Here is a simple screenshot from Amazon CloudWatch after I uploaded an image to my S3 Bucket, also remember we are using prefixes for certain folders which in our case it's /images, and the file type should be .png

Image description

Sweet, now it's your turn to become more creative and build on top of this. And a small reminder that the techniques and skills that are used in this article will be also used for my next one, which will hold more advanced services and skills.


I wanted to write this article a separate one since there are many use cases in this simple architecture that can be really handy. Hope you guys enjoyed it.

If you'd like more content like this, feel free to connect with me on LinkedIn.

Top comments (4)

rdarrylr profile image
Darryl Ruggles

A great example - thanks!

momonaguilar profile image

Do we need to do anything or maybe upload the .zip file generated to aws?

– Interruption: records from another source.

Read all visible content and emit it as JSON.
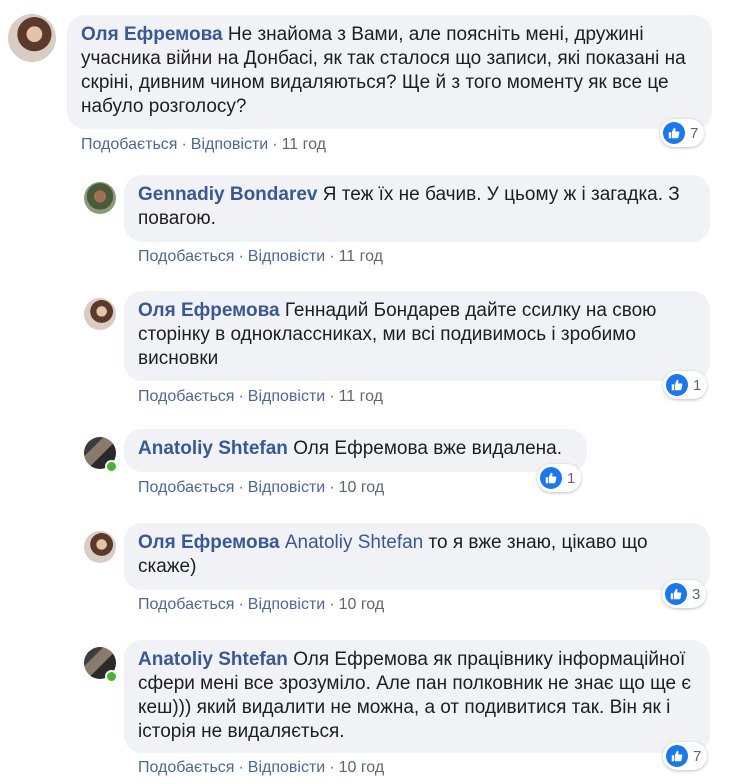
{
  "actions": {
    "like": "Подобається",
    "reply": "Відповісти",
    "separator": "·"
  },
  "colors": {
    "author": "#385898",
    "bubble": "#f0f2f5",
    "like": "#1877f2",
    "online": "#42b72a"
  },
  "comments": [
    {
      "author": "Оля Ефремова",
      "text": "Не знайома з Вами, але поясніть мені, дружині учасника війни на Донбасі, як так сталося що записи, які показані на скріні, дивним чином видаляються? Ще й з того моменту як все це набуло розголосу?",
      "time": "11 год",
      "likes": "7"
    },
    {
      "author": "Gennadiy Bondarev",
      "text": "Я теж їх не бачив. У цьому ж і загадка. З повагою.",
      "time": "11 год"
    },
    {
      "author": "Оля Ефремова",
      "text": "Геннадий Бондарев дайте ссилку на свою сторінку в одноклассниках, ми всі подивимось і зробимо висновки",
      "time": "11 год",
      "likes": "1"
    },
    {
      "author": "Anatoliy Shtefan",
      "text": "Оля Ефремова вже видалена.",
      "time": "10 год",
      "likes": "1",
      "online": true
    },
    {
      "author": "Оля Ефремова",
      "mention": "Anatoliy Shtefan",
      "text": "то я вже знаю, цікаво що скаже)",
      "time": "10 год",
      "likes": "3"
    },
    {
      "author": "Anatoliy Shtefan",
      "text": "Оля Ефремова як працівнику інформаційної сфери мені все зрозуміло. Але пан полковник не знає що ще є кеш))) який видалити не можна, а от подивитися так. Він як і історія не видаляється.",
      "time": "10 год",
      "likes": "7",
      "online": true
    }
  ]
}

Sorry for noob questions

awedis profile image

yes for sure, if you can notice inside the terraform I'm pointing my .zip file.